Last weekend was great. I honestly don’t know why, but I just seemed to relax. Read, watched movies, went to a vegan potluck with TYG and didn’t stress out about anything.
The week was not that great, but it was reasonably productive. Wednesday my brain just sort of balked, but Thursday when the dogs were at day care I made up for it. So let’s overview some of my current projects:
•Southern Discomfort has hit problems, though nothing unsolvable. Maria’s starting to slide into passivity again, and the FBI agents, conversely, are looking too good. The FBI has been a morally compromised mess for much of its history, and making them completely heroic runs against the reality, particularly in a story involving the murder of a black politician (under Hoover, the agency worked against the civil-rights movement for years). A third problem is that several supporting characters have their own arcs but I can’t seem to work the resolution in. Overall the finish looks stronger than the previous couple of drafts, but some of the other changes will make my original plan for taking down Gwalchmai, unworkable. I’m not sure what I’ll come up with instead.

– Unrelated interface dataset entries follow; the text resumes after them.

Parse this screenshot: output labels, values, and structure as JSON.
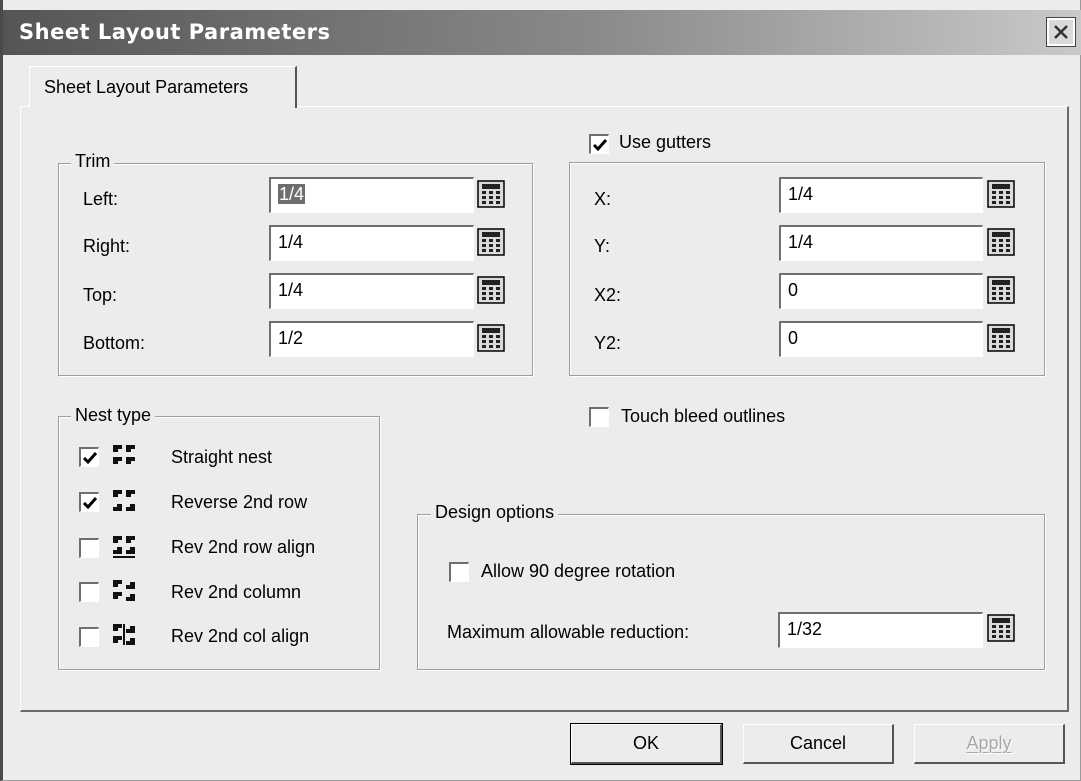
{
  "window": {
    "title": "Sheet Layout Parameters"
  },
  "tab": {
    "label": "Sheet Layout Parameters"
  },
  "trim": {
    "legend": "Trim",
    "fields": [
      {
        "label": "Left:",
        "value": "1/4",
        "selected": true
      },
      {
        "label": "Right:",
        "value": "1/4"
      },
      {
        "label": "Top:",
        "value": "1/4"
      },
      {
        "label": "Bottom:",
        "value": "1/2"
      }
    ]
  },
  "gutters": {
    "checkbox_label": "Use gutters",
    "checked": true,
    "fields": [
      {
        "label": "X:",
        "value": "1/4"
      },
      {
        "label": "Y:",
        "value": "1/4"
      },
      {
        "label": "X2:",
        "value": "0"
      },
      {
        "label": "Y2:",
        "value": "0"
      }
    ]
  },
  "nest_type": {
    "legend": "Nest type",
    "options": [
      {
        "label": "Straight nest",
        "checked": true,
        "icon": "straight-nest-icon"
      },
      {
        "label": "Reverse 2nd row",
        "checked": true,
        "icon": "reverse-2nd-row-icon"
      },
      {
        "label": "Rev 2nd row align",
        "checked": false,
        "icon": "rev-2nd-row-align-icon"
      },
      {
        "label": "Rev 2nd column",
        "checked": false,
        "icon": "rev-2nd-column-icon"
      },
      {
        "label": "Rev 2nd col align",
        "checked": false,
        "icon": "rev-2nd-col-align-icon"
      }
    ]
  },
  "touch_bleed": {
    "label": "Touch bleed outlines",
    "checked": false
  },
  "design_options": {
    "legend": "Design options",
    "rotation_label": "Allow 90 degree rotation",
    "rotation_checked": false,
    "reduction_label": "Maximum allowable reduction:",
    "reduction_value": "1/32"
  },
  "buttons": {
    "ok": "OK",
    "cancel": "Cancel",
    "apply": "Apply"
  }
}
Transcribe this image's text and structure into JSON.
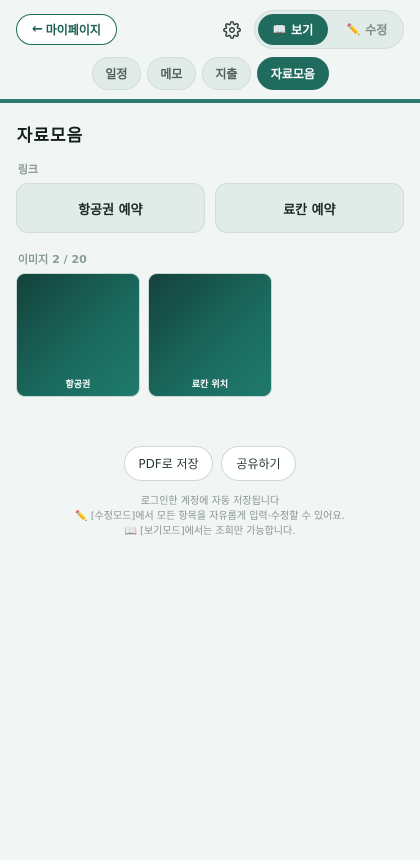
{
  "header": {
    "back_label": "마이페이지",
    "back_arrow": "←",
    "settings_icon": "gear-icon",
    "mode": {
      "view_label": "보기",
      "view_icon": "📖",
      "edit_label": "수정",
      "edit_icon": "✏️",
      "active": "view"
    }
  },
  "tabs": [
    {
      "label": "일정",
      "active": false
    },
    {
      "label": "메모",
      "active": false
    },
    {
      "label": "지출",
      "active": false
    },
    {
      "label": "자료모음",
      "active": true
    }
  ],
  "page": {
    "title": "자료모음",
    "links_label": "링크",
    "links": [
      {
        "label": "항공권 예약"
      },
      {
        "label": "료칸 예약"
      }
    ],
    "images_label": "이미지 2 / 20",
    "images": [
      {
        "caption": "항공권"
      },
      {
        "caption": "료칸 위치"
      }
    ]
  },
  "actions": {
    "pdf_label": "PDF로 저장",
    "share_label": "공유하기"
  },
  "footer": {
    "line1": "로그인한 계정에 자동 저장됩니다",
    "line2_icon": "✏️",
    "line2": "[수정모드]에서 모든 항목을 자유롭게 입력·수정할 수 있어요.",
    "line3_icon": "📖",
    "line3": "[보기모드]에서는 조회만 가능합니다."
  },
  "colors": {
    "accent": "#1f6b5e",
    "background": "#f1f5f3",
    "card": "#e1ebe7"
  }
}
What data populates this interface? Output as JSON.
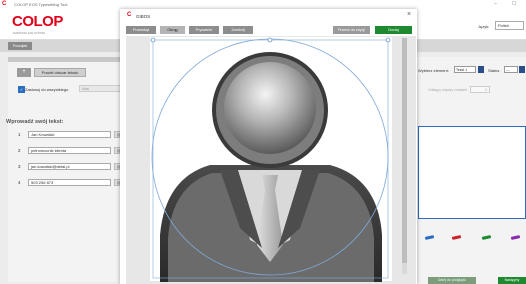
{
  "app": {
    "title": "COLOP EOS Typesetting Tool",
    "brand": "COLOP",
    "brand_sub": "MARKING SOLUTIONS",
    "language_label": "Język:",
    "language_value": "Polish",
    "toolbar_tab": "Początek"
  },
  "left_panel": {
    "preset_button": "Powiel obszar tekstu",
    "apply_all_label": "Zastosuj do wszystkiego",
    "apply_all_value": "Arial",
    "input_title": "Wprowadź swój tekst:",
    "rows": [
      {
        "num": "1",
        "value": "Jan Kowalski"
      },
      {
        "num": "2",
        "value": "pełnomocnik klienta"
      },
      {
        "num": "3",
        "value": "jan.kowalski@detal.pl"
      },
      {
        "num": "4",
        "value": "503 256 873"
      }
    ]
  },
  "right_panel": {
    "element_label": "Wybierz element:",
    "element_value": "Tekst 1",
    "status_label": "Status",
    "status_value": "---",
    "spacing_label": "Odstępy między znakami",
    "spacing_value": "0",
    "next_button": "Dalej do podglądu",
    "finish_button": "Następny"
  },
  "dialog": {
    "title": "GIBOS",
    "close": "×",
    "tabs": [
      "Prostokąt",
      "Okrąg",
      "Prywatnie",
      "Zamknij"
    ],
    "active_tab": "Okrąg",
    "reset_button": "Przeróć do edycji",
    "add_button": "Dodaj"
  },
  "colors": {
    "brand_red": "#e2001a",
    "accent_blue": "#2b6dc1",
    "primary_green": "#1e8a2f"
  },
  "icons": {
    "app_logo": "colop-c-logo",
    "close": "close-icon",
    "placeholder_avatar": "user-silhouette-icon"
  }
}
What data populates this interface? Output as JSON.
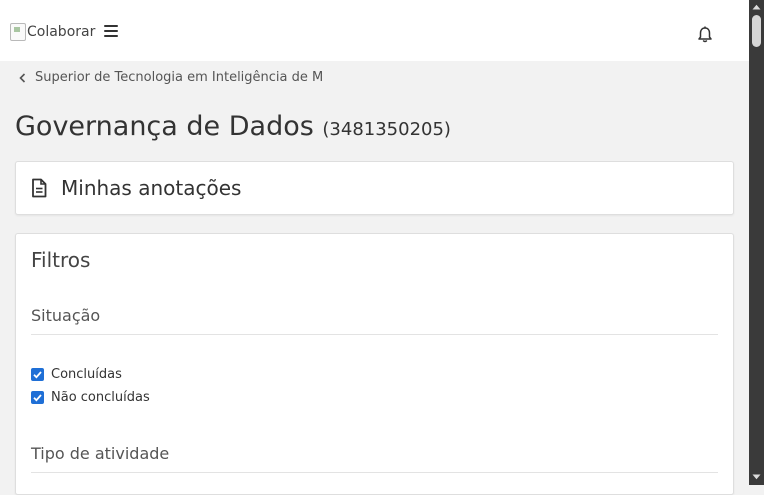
{
  "header": {
    "logo_alt": "Colaborar"
  },
  "breadcrumb": {
    "label": "Superior de Tecnologia em Inteligência de M"
  },
  "page": {
    "title": "Governança de Dados",
    "code": "(3481350205)"
  },
  "notes": {
    "label": "Minhas anotações"
  },
  "filters": {
    "title": "Filtros",
    "situacao": {
      "label": "Situação",
      "options": [
        {
          "label": "Concluídas",
          "checked": true
        },
        {
          "label": "Não concluídas",
          "checked": true
        }
      ]
    },
    "tipo": {
      "label": "Tipo de atividade"
    }
  },
  "colors": {
    "accent": "#1f6fd6",
    "scrollbar": "#3a3a3a",
    "background": "#f2f2f2"
  },
  "icons": [
    "broken-image-icon",
    "menu-icon",
    "bell-icon",
    "chevron-left-icon",
    "document-icon",
    "checkbox-checked-icon"
  ]
}
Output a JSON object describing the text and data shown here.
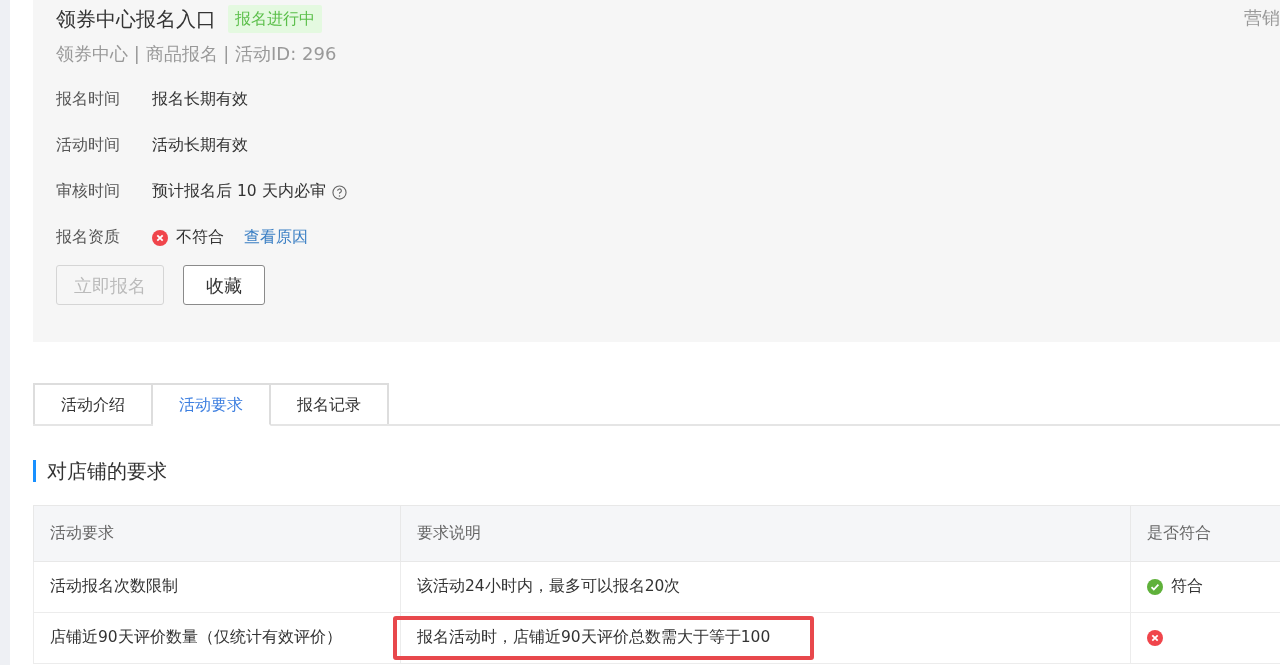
{
  "header": {
    "title": "领券中心报名入口",
    "status_badge": "报名进行中",
    "subtitle": "领券中心 | 商品报名 | 活动ID: 296",
    "corner_text": "营销"
  },
  "info_rows": [
    {
      "kind": "text",
      "label": "报名时间",
      "value": "报名长期有效"
    },
    {
      "kind": "text",
      "label": "活动时间",
      "value": "活动长期有效"
    },
    {
      "kind": "help",
      "label": "审核时间",
      "value": "预计报名后 10 天内必审"
    },
    {
      "kind": "status",
      "label": "报名资质",
      "value": "不符合",
      "passed": false,
      "link": "查看原因"
    }
  ],
  "buttons": [
    {
      "label": "立即报名",
      "disabled": true
    },
    {
      "label": "收藏",
      "disabled": false
    }
  ],
  "tabs": [
    {
      "label": "活动介绍",
      "selected": false
    },
    {
      "label": "活动要求",
      "selected": true
    },
    {
      "label": "报名记录",
      "selected": false
    }
  ],
  "section_title": "对店铺的要求",
  "table": {
    "columns": [
      "活动要求",
      "要求说明",
      "是否符合"
    ],
    "rows": [
      {
        "requirement": "活动报名次数限制",
        "description": "该活动24小时内，最多可以报名20次",
        "passed": true,
        "result": "符合",
        "highlighted": false
      },
      {
        "requirement": "店铺近90天评价数量（仅统计有效评价）",
        "description": "报名活动时，店铺近90天评价总数需大于等于100",
        "passed": false,
        "highlighted": true
      }
    ]
  }
}
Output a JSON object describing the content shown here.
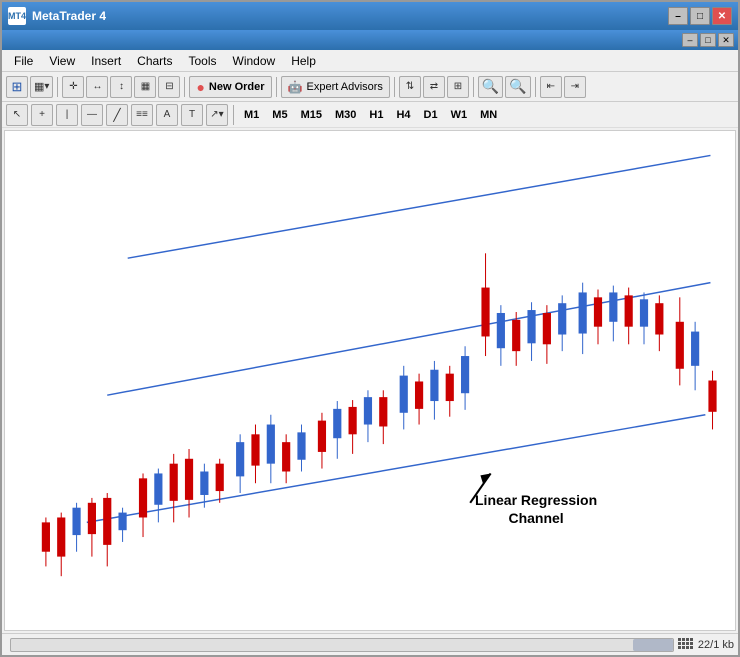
{
  "window": {
    "title": "MetaTrader 4",
    "icon": "MT4"
  },
  "titlebar": {
    "controls": {
      "minimize": "–",
      "maximize": "□",
      "close": "✕"
    }
  },
  "menubar": {
    "items": [
      "File",
      "View",
      "Insert",
      "Charts",
      "Tools",
      "Window",
      "Help"
    ]
  },
  "toolbar1": {
    "new_order_label": "New Order",
    "expert_advisors_label": "Expert Advisors"
  },
  "toolbar2": {
    "timeframes": [
      "M1",
      "M5",
      "M15",
      "M30",
      "H1",
      "H4",
      "D1",
      "W1",
      "MN"
    ]
  },
  "chart": {
    "annotation": {
      "line1": "Linear Regression",
      "line2": "Channel"
    }
  },
  "statusbar": {
    "info": "22/1 kb"
  }
}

•As I said last week, Good Morning Starshine really does look good for something only a couple of drafts along. And it’s light and fun, and I finally got the protagonist the way I want him (a would-be careerist who can’t quite bury the better angels of his nature). So I’m working on an outline, after which I’ll put the next draft in gear. It feels right.
•A Famine Where Abundance Lies (title courtesy of Shakespeare’s sonnets, image courtesy of azquotes) is shaping up very well. The protagonist is finally taking action—it won’t help her, but at least she has some agency.
•The protagonist of It’s Never Jam Today, however, is still just stuck being the plaything of the plot. Which may reflect that it’s about how Luck influences our lives … still, he (or she, I’ve swung back and forth) needs to try harder, even if like Hannah in Famine, it’s ultimately futile.
•I took a look at Oh the Places You’ll Go, which I put aside during my work on Now and Then We Time Travel, and there’s a lot I like. It’s definitely a character story, though, a kind of fantasy version of The Turning Point (1970s film about two former friends who meet again long after choosing different paths); the big challenge is capturing their feelings about the road not taken and figuring out exactly what their resolution should be. But I’m confident I’ll get there.
•I finished the index to Now and Then, though I still need to go through and clip out all the duplicate entries (Malcolm McDowell is in a lot of time-travel films).
I now have about an hour of research reading to do, then I’ll see if this weekend is as much fun as the last.